Achieving Health Equity in San Diego
Health equity is a key component of the Live Well San Diego vision in San Diego County. Addressing health disparities is essential in increasing and ultimately achieving health equity. The health of most Americans has improved in the past century, however some groups continue to experience a disproportionately higher burden of morbidity and mortality. Nationally, there are significant differences in rates of disease, death, and lifestyle behaviors. These differences, or health disparities, exist between genders, among racial/ethnic and age groups, geographic location, socioeconomic status, disability, and sexual orientation.1
In the United States:
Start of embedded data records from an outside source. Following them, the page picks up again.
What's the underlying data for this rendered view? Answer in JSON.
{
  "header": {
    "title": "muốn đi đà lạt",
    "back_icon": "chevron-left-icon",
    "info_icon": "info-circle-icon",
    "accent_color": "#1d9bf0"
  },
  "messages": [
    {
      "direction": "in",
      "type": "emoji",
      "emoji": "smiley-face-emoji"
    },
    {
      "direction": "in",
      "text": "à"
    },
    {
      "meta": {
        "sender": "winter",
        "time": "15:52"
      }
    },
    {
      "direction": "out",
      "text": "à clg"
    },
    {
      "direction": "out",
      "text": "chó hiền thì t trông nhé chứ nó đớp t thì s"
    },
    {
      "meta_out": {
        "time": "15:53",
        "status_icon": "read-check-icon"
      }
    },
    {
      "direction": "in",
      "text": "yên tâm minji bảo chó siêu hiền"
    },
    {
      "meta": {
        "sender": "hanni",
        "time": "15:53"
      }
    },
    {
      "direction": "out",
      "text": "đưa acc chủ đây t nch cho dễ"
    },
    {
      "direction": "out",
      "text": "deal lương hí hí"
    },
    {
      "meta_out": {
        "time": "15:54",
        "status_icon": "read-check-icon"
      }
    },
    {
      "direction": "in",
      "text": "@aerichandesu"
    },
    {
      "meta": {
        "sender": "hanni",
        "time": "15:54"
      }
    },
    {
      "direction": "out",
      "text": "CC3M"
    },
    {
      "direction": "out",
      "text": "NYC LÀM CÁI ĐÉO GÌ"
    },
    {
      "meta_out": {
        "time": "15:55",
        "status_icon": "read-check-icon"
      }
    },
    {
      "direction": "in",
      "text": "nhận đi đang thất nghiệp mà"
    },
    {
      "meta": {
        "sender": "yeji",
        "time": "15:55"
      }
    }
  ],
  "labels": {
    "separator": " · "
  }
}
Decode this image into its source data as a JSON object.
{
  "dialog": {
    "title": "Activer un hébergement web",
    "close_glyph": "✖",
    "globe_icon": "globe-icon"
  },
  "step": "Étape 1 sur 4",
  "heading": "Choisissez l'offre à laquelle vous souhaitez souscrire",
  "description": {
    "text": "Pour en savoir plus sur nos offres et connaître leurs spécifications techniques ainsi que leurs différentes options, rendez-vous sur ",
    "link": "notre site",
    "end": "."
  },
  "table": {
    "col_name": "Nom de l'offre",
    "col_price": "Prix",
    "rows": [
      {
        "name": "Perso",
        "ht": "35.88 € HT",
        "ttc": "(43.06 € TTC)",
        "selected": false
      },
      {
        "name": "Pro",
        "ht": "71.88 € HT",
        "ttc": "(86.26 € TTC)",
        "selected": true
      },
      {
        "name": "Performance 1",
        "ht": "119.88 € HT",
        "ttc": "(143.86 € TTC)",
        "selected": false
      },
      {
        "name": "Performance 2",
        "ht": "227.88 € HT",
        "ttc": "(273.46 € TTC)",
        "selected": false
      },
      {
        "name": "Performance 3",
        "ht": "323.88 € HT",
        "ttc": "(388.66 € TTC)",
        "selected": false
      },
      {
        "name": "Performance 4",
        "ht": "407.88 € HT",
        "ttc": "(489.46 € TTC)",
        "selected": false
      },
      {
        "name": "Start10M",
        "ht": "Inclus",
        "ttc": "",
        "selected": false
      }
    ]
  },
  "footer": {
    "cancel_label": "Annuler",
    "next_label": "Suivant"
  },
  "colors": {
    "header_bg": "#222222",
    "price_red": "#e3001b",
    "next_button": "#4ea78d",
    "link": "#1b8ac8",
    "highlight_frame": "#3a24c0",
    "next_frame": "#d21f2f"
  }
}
· The rate of death due to coronary heart disease was 41.6% higher among males compared to females in 2006.1
· The rate of suicide was significantly higher for persons living in the western United States in 2007.1
· The prevalence of diabetes among adults was significantly higher among blacks and Hispanics in 2008.1
· The prevalence of asthma was higher among children compared to adults in 2008.1
Overview of Health Equity in San Diego County Slide Set: This slide set gives a high level overview of health disparities in San Diego County.
- What are Health Disparities?
- Where are there disparities in health outcomes in San Diego County?
- What are a few of our opportunities for prevention for certain key diseases?
Overview of Health Equity in San Diego County
In 2011, age disparities in San Diego County varied greatly. Compared to the county, residents 45 years and older had higher rates of non-communicable (chronic) diseases while those under the age of 24 had higher rates of poor maternal and child health related outcomes. Residents 15 -24 years of age and over 65 years old had higher rates of communicable diseases.
In 2011, residents living in very urban environments had higher rates of all health outcomes compared to the county. Additionally, those who lived in rural environments had higher rates of poor maternal and child health outcomes, injuries, and non-communicable (chronic) diseases.
Socioeconomic Status (Income)
In 2011, residents with the lowest and low incomes had the highest rates of all health outcomes compared to the rest of the county, while residents with higher incomes had lower rates of all health outcomes.
In 2011, females had higher rates of non-communicable (chronic) diseases and reported communicable diseases compared to the county, where men had higher rates of injuries and poor behavioral health outcomes.
In 2011, black residents had higher rates of all health outcomes compared to the rest of the county, while Asian/ Pacific Islander residents had lower rates of all health outcomes.
1. Centers for Disease Control and Prevention. CDC Health Disparities and Inequalities Report—United States, 2011. MMWR 2011;60(Suppl), http://www.cdc.gov/mmwr/pdf/other/su6001.pdf (Accessed September 30, 2013).